*RECORDS:*
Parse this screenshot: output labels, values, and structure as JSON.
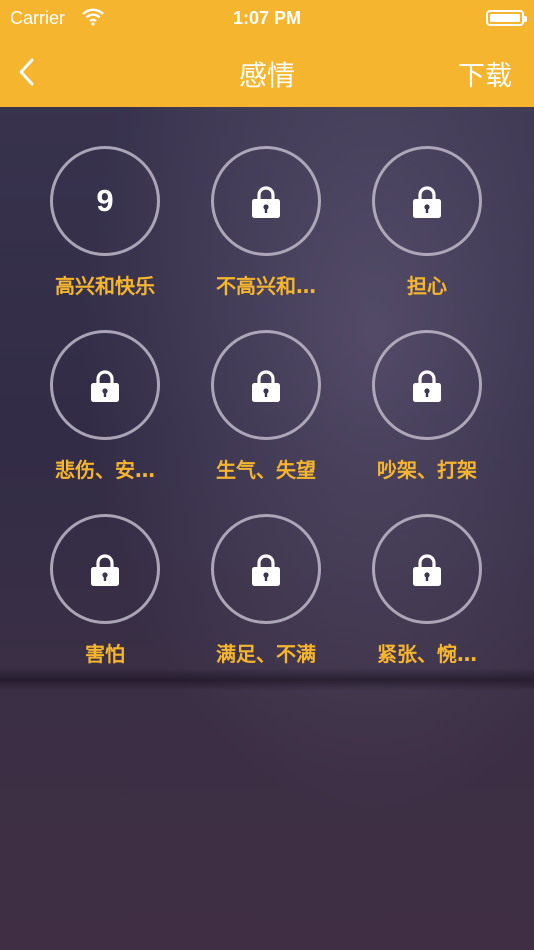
{
  "status_bar": {
    "carrier": "Carrier",
    "time": "1:07 PM"
  },
  "nav": {
    "title": "感情",
    "download_label": "下载",
    "accent_color": "#f5b52e"
  },
  "categories": [
    {
      "label": "高兴和快乐",
      "count": "9",
      "locked": false
    },
    {
      "label": "不高兴和…",
      "locked": true,
      "icon": "lock-icon"
    },
    {
      "label": "担心",
      "locked": true,
      "icon": "lock-icon"
    },
    {
      "label": "悲伤、安…",
      "locked": true,
      "icon": "lock-icon"
    },
    {
      "label": "生气、失望",
      "locked": true,
      "icon": "lock-icon"
    },
    {
      "label": "吵架、打架",
      "locked": true,
      "icon": "lock-icon"
    },
    {
      "label": "害怕",
      "locked": true,
      "icon": "lock-icon"
    },
    {
      "label": "满足、不满",
      "locked": true,
      "icon": "lock-icon"
    },
    {
      "label": "紧张、惋…",
      "locked": true,
      "icon": "lock-icon"
    }
  ]
}
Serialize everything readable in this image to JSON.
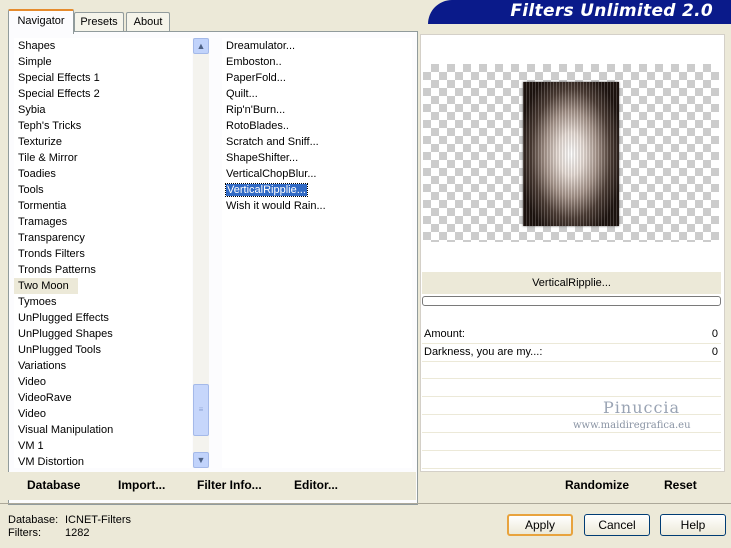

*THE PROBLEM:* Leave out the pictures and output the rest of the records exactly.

*RESPONSE TO THE TASK:*
Parse this screenshot: output labels, values, and structure as JSON.
{
  "status_bar": {
    "carrier": "Carrier",
    "time": "1:07 PM"
  },
  "nav": {
    "title": "感情",
    "download_label": "下载",
    "accent_color": "#f5b52e"
  },
  "categories": [
    {
      "label": "高兴和快乐",
      "count": "9",
      "locked": false
    },
    {
      "label": "不高兴和…",
      "locked": true,
      "icon": "lock-icon"
    },
    {
      "label": "担心",
      "locked": true,
      "icon": "lock-icon"
    },
    {
      "label": "悲伤、安…",
      "locked": true,
      "icon": "lock-icon"
    },
    {
      "label": "生气、失望",
      "locked": true,
      "icon": "lock-icon"
    },
    {
      "label": "吵架、打架",
      "locked": true,
      "icon": "lock-icon"
    },
    {
      "label": "害怕",
      "locked": true,
      "icon": "lock-icon"
    },
    {
      "label": "满足、不满",
      "locked": true,
      "icon": "lock-icon"
    },
    {
      "label": "紧张、惋…",
      "locked": true,
      "icon": "lock-icon"
    }
  ]
}
Serialize everything readable in this image to JSON.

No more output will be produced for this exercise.